bcb05cnp.z 5K closed NVP bigram LM bcb05cvp.z 5K closed VP bigram LM bcb05onp.z 5K open NVP bigram LM bcb05ovp.z 5K open VP bigram LM bcb20cnp.z 20K closed NVP bigram LM bcb20cvp.z 20K closed VP bigram LM bcb20onp.z 20K open NVP bigram LM bcb20ovp.z 20K open VP bigram LM tb05cnp.z 5K closed NVP trigram LM tb20onp.z 20K open NVP trigram LMTo conserve disc space, the language model files have been compressed using the standard UNIX "compress" utility and must be decompressed to be used.
This section describes the process used by NIST in scoring the November 1992 WSJ/CSR Benchmark Tests. The information in this section can also be used by those who wish to duplicate the scoring methodology used.
For a complete description of the NIST scoring package and it's use, see the file, "score/doc/score.rdm", on Disc 11-13.1.
5.1 Preparation of Hypothesized Transcripts
The system-generated hypothesized transcripts were formatted by the test sites according to the Lexical SNOR, (LSN), format used by the scoring package. See Section 3.4.3 for a description of the LSN format.
5.3 Scoring Results
In the November 1992 tests, the hypothesized transcriptions were scored using the standard NIST scoring package. The scoring package has been included on Disc 11-13.1 in the top-level directory, "score". The directory contains a "readme.doc" file with compilation and installation instructions.
In order to score a hypothesis transcription against a reference transcription using the NIST scoring software, an "alignment" file must be created. The alignment file contains pairs of hypothesis and reference strings which have been aligned using a DP string alignment procedure. The format for using the "align" utility is:
<INSTALL_DIR>/bin/align -cfg <CONFIG_FILE> -hyp <HYP_FILE> -outfile <ALIGNMENTS> where: INSTALL_DIR is the pathname to the compiled "score" directory. CONFIG_FILE contains a list of arguments to the scoring software including the filespec for the reference transcription file, lexicon file, and command line switches. HYP_FILE contains the LSN-formatted hypothesis transcriptions. ALIGNMENTS contains the output alignments.Example where "score" is located under the current directory:
./score/bin/align -cfg ./score/lib/wsj.cfg -hyp site.hyp -outfile site.aliThe actual tabulation of the scores is generated using the above alignment file as input.

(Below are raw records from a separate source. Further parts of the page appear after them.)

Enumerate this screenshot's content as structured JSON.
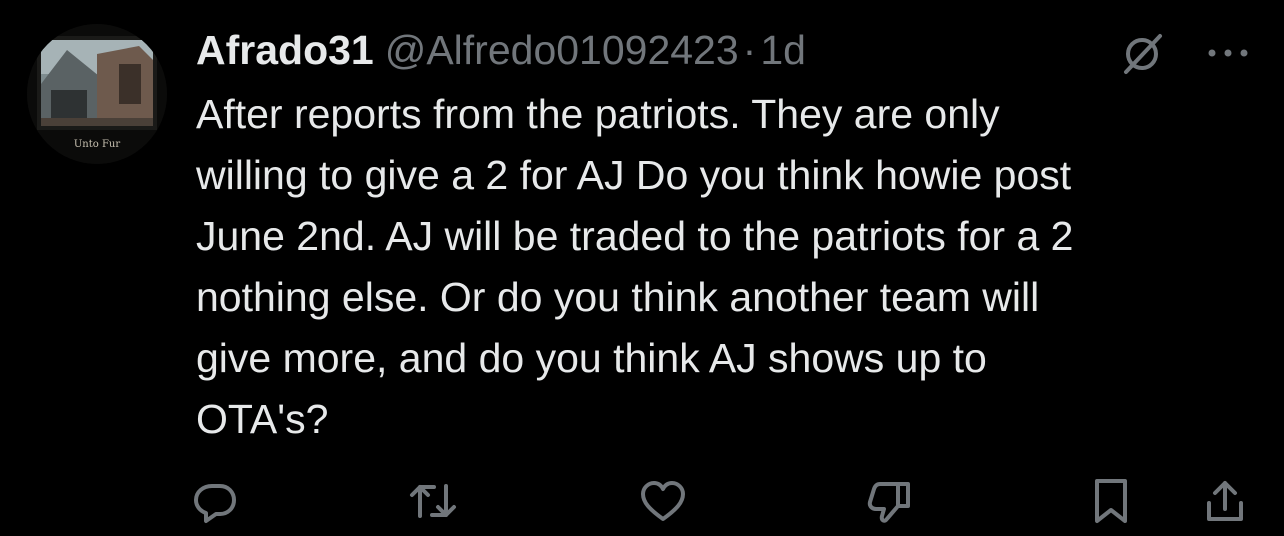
{
  "tweet": {
    "author": {
      "display_name": "Afrado31",
      "handle": "@Alfredo01092423",
      "avatar_caption": "Unto Fur"
    },
    "separator": "·",
    "time": "1d",
    "text": "After reports from the patriots. They are only\nwilling to give a 2 for AJ Do you think howie post\nJune 2nd. AJ will be traded to the patriots for a 2\nnothing else. Or do you think another team will\ngive more, and do you think AJ shows up to\nOTA's?"
  },
  "header_icons": [
    "grok-icon",
    "more-icon"
  ],
  "actions": [
    "reply-icon",
    "retweet-icon",
    "like-icon",
    "dislike-icon",
    "bookmark-icon",
    "share-icon"
  ],
  "colors": {
    "background": "#000000",
    "text": "#e7e9ea",
    "secondary": "#71767b"
  }
}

The "score" program with the "-ovrall" switch creates a by-speaker summary table of the error rates, (insertions, deletions, etc.). The format for using the "score" utility is:
<INSTALL_DIR>/bin/score -cfg <CONFIG_FILE> -align <ALIGNMENTS> <REPORT_OPTIONS> where: INSTALL_DIR is the pathname to the compiled "score" directory. CONFIG_FILE contains a list of arguments to the scoring software including the filespec for the reference transcription file, lexicon file, and command line switches. ALIGNMENTS contains the output alignments. REPORT_OPTIONS are switches to generate different reports.Example using the example output from "align" above, where "score" is located under the current directory:
./score/bin/score -cfg ./score/lib/wsj.cfg -align site.ali -ovrallNote: The "score" program can produce several other reports of greater or lesser detail using other command line switches. See the manual page for "score" for description of it's other uses.
5.4 System Descriptions
As part of the November 1992 CSR Tests, each test site was required to generate a description of the systems used in each test according to a prescribed format. If you intend to publish results using this test material, you should provide such a system description along with your results. The format for the system description is as follows: